If your business is relatively new to the remote workforce, you may have experienced a few struggles finding effective ways to collaborate. However, if you have a hybrid team—one where some employees work at a centralized, onsite location and others don’t—that can throw a whole new level of complexity into your team management efforts.
There are several key issues to be aware of if your business has a hybrid team. The following list of priorities can help keep things running smoothly, wherever your employees are located:
Allow for varying employee needs
Your team members have different lifestyle needs. Some have children and contend with online learning or limited or no childcare. Other team members may have health issues to navigate. And others may have issues with being at the office while working with others who are not.
The circumstances mentioned above can create issues that make it difficult to treat everyone the same way. Consider protocols that help to close the gap between employees in the office and those working from home (i.e., ensure everyone works the same schedules as appropriate and that everyone attends combined meetings to keep the entire team in the loop).
Avoid the “us versus them” mentality
This requires ongoing positive communication, team engagement and coordination of priorities. Unresolved resentments and communication issues can be compounded by COVID-related anxiety, which can add even more stress and complexity to working arrangements. It’s critical to offer support and solicit ideas from your team to make sure they remain cohesive no matter where they work.
Get to know each team member
While it’s easy to put personal relationships with your team on the back burner because you’re busy, it’s essential to make this a priority with a hybrid team—or risk creating a scenario where your remote workers feel left out. Make a point during emails and other communications (including team video meetings) to ask everyone about their individual challenges, successes and personal goals.
Set positive and consistent expectations
It’s important to involve your team in creating new practices and protocols to support your work—because it could mean the difference between an effective team and one that becomes dysfunctional. Set guidelines for communication expectations, including when to use which channel, and also for how employees' work hours will be structured.
Remain aware of your team’s progress
Watch for any signs of burnout or dips in productivity. Also, take a regular temperature check on moods, motivations and feelings about the progress being made towards shared goals. Build a sense of community with regular meetings and occasional treats such as snacks and gift cards or other incentives when goals are met or exceeded. Be sure to identify great performance when it happens so everyone, near or far, feels valued.
As we’ve seen in this brief list of potential issues, effectively managing a hybrid team is not easy. However, these Dos and Don’ts from Harvard Business Review can help you navigate them more effectively:
Set clear priorities and objectives so everyone on your team focuses on what’s most important.
Be inclusive. Even if some people are in the office, hold all-team meetings online to be fair to everyone.
Reflect on your biases and predispositions. Ask yourself, “Are there people on my team whom I haven’t given a fair shake? And what would it look like if I did?”
Be rigid. Right now, the future is unpredictable, and everyone needs to be flexible.

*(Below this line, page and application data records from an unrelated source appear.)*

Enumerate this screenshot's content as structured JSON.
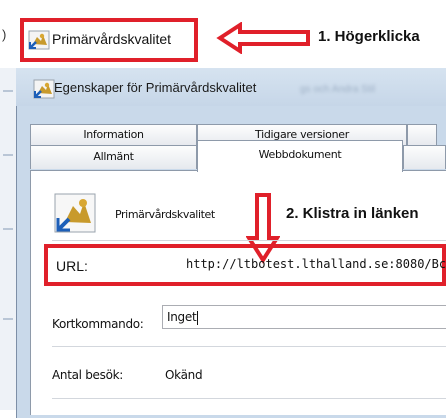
{
  "top": {
    "edge_char": ")",
    "shortcut_name": "Primärvårdskvalitet",
    "callout": "1. Högerklicka"
  },
  "window": {
    "title": "Egenskaper för Primärvårdskvalitet",
    "blurred_text": "gs och Andra Stil"
  },
  "tabs": {
    "information": "Information",
    "previous_versions": "Tidigare versioner",
    "general": "Allmänt",
    "web_document": "Webbdokument"
  },
  "panel": {
    "file_name": "Primärvårdskvalitet",
    "callout": "2. Klistra in länken",
    "url_label": "URL:",
    "url_value": "http://ltbotest.lthalland.se:8080/Bc",
    "shortcut_label": "Kortkommando:",
    "shortcut_value": "Inget",
    "visits_label": "Antal besök:",
    "visits_value": "Okänd"
  },
  "colors": {
    "highlight_red": "#e0202a",
    "window_blue": "#c9d9ea"
  },
  "icons": {
    "app_icon": "web-shortcut-icon",
    "arrow_left": "arrow-left-icon",
    "arrow_down": "arrow-down-icon"
  }
}
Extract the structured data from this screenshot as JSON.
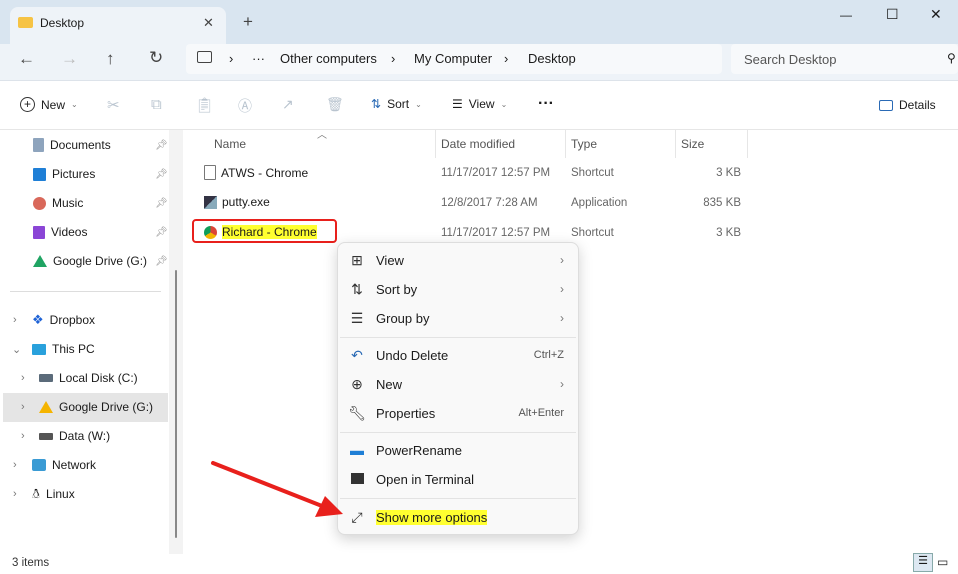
{
  "tab": {
    "title": "Desktop",
    "new_tab": "+"
  },
  "window": {
    "minimize": "—",
    "maximize": "☐",
    "close": "✕"
  },
  "nav": {
    "breadcrumb": [
      "Other computers",
      "My Computer",
      "Desktop"
    ],
    "overflow": "···",
    "search_placeholder": "Search Desktop"
  },
  "toolbar": {
    "new": "New",
    "sort": "Sort",
    "view": "View",
    "more": "···",
    "details": "Details"
  },
  "sidebar": {
    "pinned": [
      {
        "label": "Documents",
        "icon": "documents-icon"
      },
      {
        "label": "Pictures",
        "icon": "pictures-icon"
      },
      {
        "label": "Music",
        "icon": "music-icon"
      },
      {
        "label": "Videos",
        "icon": "videos-icon"
      },
      {
        "label": "Google Drive (G:)",
        "icon": "google-drive-icon"
      }
    ],
    "tree": [
      {
        "label": "Dropbox"
      },
      {
        "label": "This PC"
      },
      {
        "label": "Local Disk (C:)"
      },
      {
        "label": "Google Drive (G:)"
      },
      {
        "label": "Data (W:)"
      },
      {
        "label": "Network"
      },
      {
        "label": "Linux"
      }
    ]
  },
  "columns": [
    "Name",
    "Date modified",
    "Type",
    "Size"
  ],
  "files": [
    {
      "name": "ATWS - Chrome",
      "date": "11/17/2017 12:57 PM",
      "type": "Shortcut",
      "size": "3 KB"
    },
    {
      "name": "putty.exe",
      "date": "12/8/2017 7:28 AM",
      "type": "Application",
      "size": "835 KB"
    },
    {
      "name": "Richard - Chrome",
      "date": "11/17/2017 12:57 PM",
      "type": "Shortcut",
      "size": "3 KB"
    }
  ],
  "menu": {
    "items": [
      {
        "label": "View",
        "shortcut": "",
        "sub": true
      },
      {
        "label": "Sort by",
        "shortcut": "",
        "sub": true
      },
      {
        "label": "Group by",
        "shortcut": "",
        "sub": true
      },
      {
        "label": "Undo Delete",
        "shortcut": "Ctrl+Z",
        "sub": false
      },
      {
        "label": "New",
        "shortcut": "",
        "sub": true
      },
      {
        "label": "Properties",
        "shortcut": "Alt+Enter",
        "sub": false
      },
      {
        "label": "PowerRename",
        "shortcut": "",
        "sub": false
      },
      {
        "label": "Open in Terminal",
        "shortcut": "",
        "sub": false
      },
      {
        "label": "Show more options",
        "shortcut": "",
        "sub": false
      }
    ]
  },
  "status": {
    "items": "3 items"
  },
  "colors": {
    "highlight": "#ffff30",
    "annotation": "#e8201c"
  }
}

Ignore signs of stress from your team. Be empathetic. Help people prioritize what’s important.
Forget about fun. Look for ways to enjoy connecting with your team and bring some playfulness into the workday.
Hybrid teams can be highly effective and may be the way of all future work arrangements. Do the best you can, ask for feedback often, and remember that reaching out to other business owners or HR professionals can help you get new ideas and inspiration for keeping your team’s motivation high and the frustrations low.Back to issue